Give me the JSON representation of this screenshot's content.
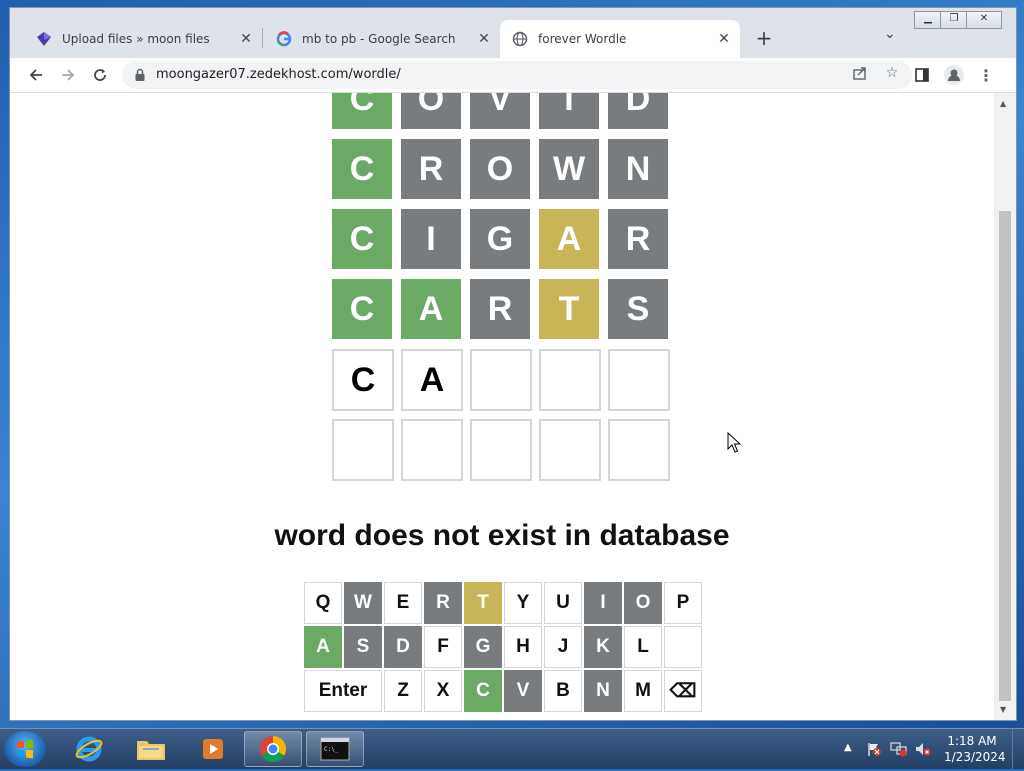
{
  "browser": {
    "tabs": [
      {
        "title": "Upload files » moon files",
        "active": false
      },
      {
        "title": "mb to pb - Google Search",
        "active": false
      },
      {
        "title": "forever Wordle",
        "active": true
      }
    ],
    "url": "moongazer07.zedekhost.com/wordle/"
  },
  "board": {
    "rows": [
      [
        {
          "letter": "C",
          "state": "green"
        },
        {
          "letter": "O",
          "state": "gray"
        },
        {
          "letter": "V",
          "state": "gray"
        },
        {
          "letter": "I",
          "state": "gray"
        },
        {
          "letter": "D",
          "state": "gray"
        }
      ],
      [
        {
          "letter": "C",
          "state": "green"
        },
        {
          "letter": "R",
          "state": "gray"
        },
        {
          "letter": "O",
          "state": "gray"
        },
        {
          "letter": "W",
          "state": "gray"
        },
        {
          "letter": "N",
          "state": "gray"
        }
      ],
      [
        {
          "letter": "C",
          "state": "green"
        },
        {
          "letter": "I",
          "state": "gray"
        },
        {
          "letter": "G",
          "state": "gray"
        },
        {
          "letter": "A",
          "state": "yellow"
        },
        {
          "letter": "R",
          "state": "gray"
        }
      ],
      [
        {
          "letter": "C",
          "state": "green"
        },
        {
          "letter": "A",
          "state": "green"
        },
        {
          "letter": "R",
          "state": "gray"
        },
        {
          "letter": "T",
          "state": "yellow"
        },
        {
          "letter": "S",
          "state": "gray"
        }
      ],
      [
        {
          "letter": "C",
          "state": "filled"
        },
        {
          "letter": "A",
          "state": "filled"
        },
        {
          "letter": "",
          "state": "empty"
        },
        {
          "letter": "",
          "state": "empty"
        },
        {
          "letter": "",
          "state": "empty"
        }
      ],
      [
        {
          "letter": "",
          "state": "empty"
        },
        {
          "letter": "",
          "state": "empty"
        },
        {
          "letter": "",
          "state": "empty"
        },
        {
          "letter": "",
          "state": "empty"
        },
        {
          "letter": "",
          "state": "empty"
        }
      ]
    ]
  },
  "message": "word does not exist in database",
  "keyboard": {
    "rows": [
      [
        {
          "label": "Q",
          "state": "none"
        },
        {
          "label": "W",
          "state": "gray"
        },
        {
          "label": "E",
          "state": "none"
        },
        {
          "label": "R",
          "state": "gray"
        },
        {
          "label": "T",
          "state": "yellow"
        },
        {
          "label": "Y",
          "state": "none"
        },
        {
          "label": "U",
          "state": "none"
        },
        {
          "label": "I",
          "state": "gray"
        },
        {
          "label": "O",
          "state": "gray"
        },
        {
          "label": "P",
          "state": "none"
        }
      ],
      [
        {
          "label": "A",
          "state": "green"
        },
        {
          "label": "S",
          "state": "gray"
        },
        {
          "label": "D",
          "state": "gray"
        },
        {
          "label": "F",
          "state": "none"
        },
        {
          "label": "G",
          "state": "gray"
        },
        {
          "label": "H",
          "state": "none"
        },
        {
          "label": "J",
          "state": "none"
        },
        {
          "label": "K",
          "state": "gray"
        },
        {
          "label": "L",
          "state": "none"
        },
        {
          "label": "",
          "state": "none"
        }
      ],
      [
        {
          "label": "Enter",
          "state": "none"
        },
        {
          "label": "Z",
          "state": "none"
        },
        {
          "label": "X",
          "state": "none"
        },
        {
          "label": "C",
          "state": "green"
        },
        {
          "label": "V",
          "state": "gray"
        },
        {
          "label": "B",
          "state": "none"
        },
        {
          "label": "N",
          "state": "gray"
        },
        {
          "label": "M",
          "state": "none"
        },
        {
          "label": "⌫",
          "state": "none"
        }
      ]
    ]
  },
  "taskbar": {
    "time": "1:18 AM",
    "date": "1/23/2024"
  },
  "colors": {
    "green": "#6aaa64",
    "yellow": "#c9b458",
    "gray": "#787c7e"
  }
}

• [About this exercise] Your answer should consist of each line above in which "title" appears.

• [Output of the task]
        "title": "Upload files » moon files",
        "title": "mb to pb - Google Search",
        "title": "forever Wordle",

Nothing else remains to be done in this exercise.